The Jump and Bump Drill is awesome for many reasons. It’s something we have used for years in helping with jumping and landing, and doing so after contact. Better yet, it requires zero equipment!
You can do the movement and focus solely on the landing, which is how we prescribe it with most athletes. We start with a two-foot landing and progress to one foot. If the athlete can’t land on two feet in a controlled “next play position,” there’s no sense moving to one foot. We look for a “no-squish” landing where athletes can show adequate stiffness through the entire kinetic chain.
Once athletes have achieved the two-foot landing, move to a single-leg landing and then ask them to respond quickly afterwards. Vary how hard the contact is or where it is on their hip or torso so you can keep the training environment open versus a more closed and consistent stimulus. The contact they’ll encounter during competition is going to be chaotic and unpredictable, and the Jump and Bump Drill should reflect that.
One key here is to begin with contact on the hip that occurs at the top of the jump or at peak height. This is when the athlete is weightless, so to speak, with little vertical change happening. Always stay safe here and avoid undercutting or making contact below the hip at any time.

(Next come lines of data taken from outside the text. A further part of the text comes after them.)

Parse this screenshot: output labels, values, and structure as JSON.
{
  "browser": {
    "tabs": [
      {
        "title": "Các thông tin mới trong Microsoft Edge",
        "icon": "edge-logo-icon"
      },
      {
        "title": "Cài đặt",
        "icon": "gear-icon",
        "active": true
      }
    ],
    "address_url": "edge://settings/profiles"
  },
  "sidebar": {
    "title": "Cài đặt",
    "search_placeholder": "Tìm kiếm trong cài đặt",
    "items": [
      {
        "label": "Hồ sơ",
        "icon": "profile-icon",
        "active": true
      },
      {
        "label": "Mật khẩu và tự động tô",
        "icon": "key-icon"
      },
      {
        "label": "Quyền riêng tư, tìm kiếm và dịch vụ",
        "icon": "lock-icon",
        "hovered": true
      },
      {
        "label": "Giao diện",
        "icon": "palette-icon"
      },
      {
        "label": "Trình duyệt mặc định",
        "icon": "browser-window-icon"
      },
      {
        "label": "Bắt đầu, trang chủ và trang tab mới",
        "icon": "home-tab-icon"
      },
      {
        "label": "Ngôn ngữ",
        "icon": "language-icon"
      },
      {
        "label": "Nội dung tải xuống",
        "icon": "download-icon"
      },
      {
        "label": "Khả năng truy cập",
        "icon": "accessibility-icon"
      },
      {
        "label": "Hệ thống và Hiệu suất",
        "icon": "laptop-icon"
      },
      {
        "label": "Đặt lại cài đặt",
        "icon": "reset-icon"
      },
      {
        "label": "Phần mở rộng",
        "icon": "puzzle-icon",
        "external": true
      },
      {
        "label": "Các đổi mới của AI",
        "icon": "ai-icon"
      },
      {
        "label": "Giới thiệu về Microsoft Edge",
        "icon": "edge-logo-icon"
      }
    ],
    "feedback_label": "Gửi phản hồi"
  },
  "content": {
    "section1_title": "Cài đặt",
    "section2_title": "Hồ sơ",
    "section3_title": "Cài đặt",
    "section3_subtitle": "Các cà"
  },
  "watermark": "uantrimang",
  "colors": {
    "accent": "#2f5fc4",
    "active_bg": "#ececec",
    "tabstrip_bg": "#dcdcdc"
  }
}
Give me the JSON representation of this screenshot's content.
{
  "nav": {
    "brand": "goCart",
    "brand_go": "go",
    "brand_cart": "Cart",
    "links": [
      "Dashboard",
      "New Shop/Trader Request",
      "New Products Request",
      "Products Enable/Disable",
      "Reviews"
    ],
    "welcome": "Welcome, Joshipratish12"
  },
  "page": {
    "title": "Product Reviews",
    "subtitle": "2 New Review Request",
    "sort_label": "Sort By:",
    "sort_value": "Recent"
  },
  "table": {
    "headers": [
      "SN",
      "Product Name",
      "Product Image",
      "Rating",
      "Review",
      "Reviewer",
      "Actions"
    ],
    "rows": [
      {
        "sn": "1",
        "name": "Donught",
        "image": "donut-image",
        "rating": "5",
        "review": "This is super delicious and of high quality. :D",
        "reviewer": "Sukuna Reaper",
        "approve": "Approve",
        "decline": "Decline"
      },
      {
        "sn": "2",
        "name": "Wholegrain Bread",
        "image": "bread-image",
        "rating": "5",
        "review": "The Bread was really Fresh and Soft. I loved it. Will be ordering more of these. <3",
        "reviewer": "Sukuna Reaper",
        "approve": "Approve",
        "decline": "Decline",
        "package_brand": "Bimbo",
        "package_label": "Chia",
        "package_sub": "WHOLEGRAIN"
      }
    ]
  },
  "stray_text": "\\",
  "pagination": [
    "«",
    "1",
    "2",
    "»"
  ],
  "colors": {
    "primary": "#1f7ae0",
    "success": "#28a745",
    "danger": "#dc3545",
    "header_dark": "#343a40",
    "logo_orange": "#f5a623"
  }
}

In the above video, we progress to asking the athlete to move laterally after landing on one leg. This makes things a bit more reactive and forces them to think about foot and ankle position on contact. We must always be thinking about the “next play,” and this progression will help put them in that state of mind. Be creative with your progressions. Have the athlete move in varying planes after landing, or give a hand signal, or have them catch or respond to a ball, or use sound cue, or position another person across from the participant and have them train true agility by responding to their movement.
This is an awesome drill for sports like basketball, football, lacrosse and volleyball, or wherever jump and land techniques are important. Good landing abilities are shown to decrease likelihood of ACL and other ligamentous injury or re-injury, so even if the athlete’s sport itself involves little jumping or contact, there’s still benefit to be had. This is also a fun and super effective drill to use in a team setting, rather than just hopping around in place all by your lonesome.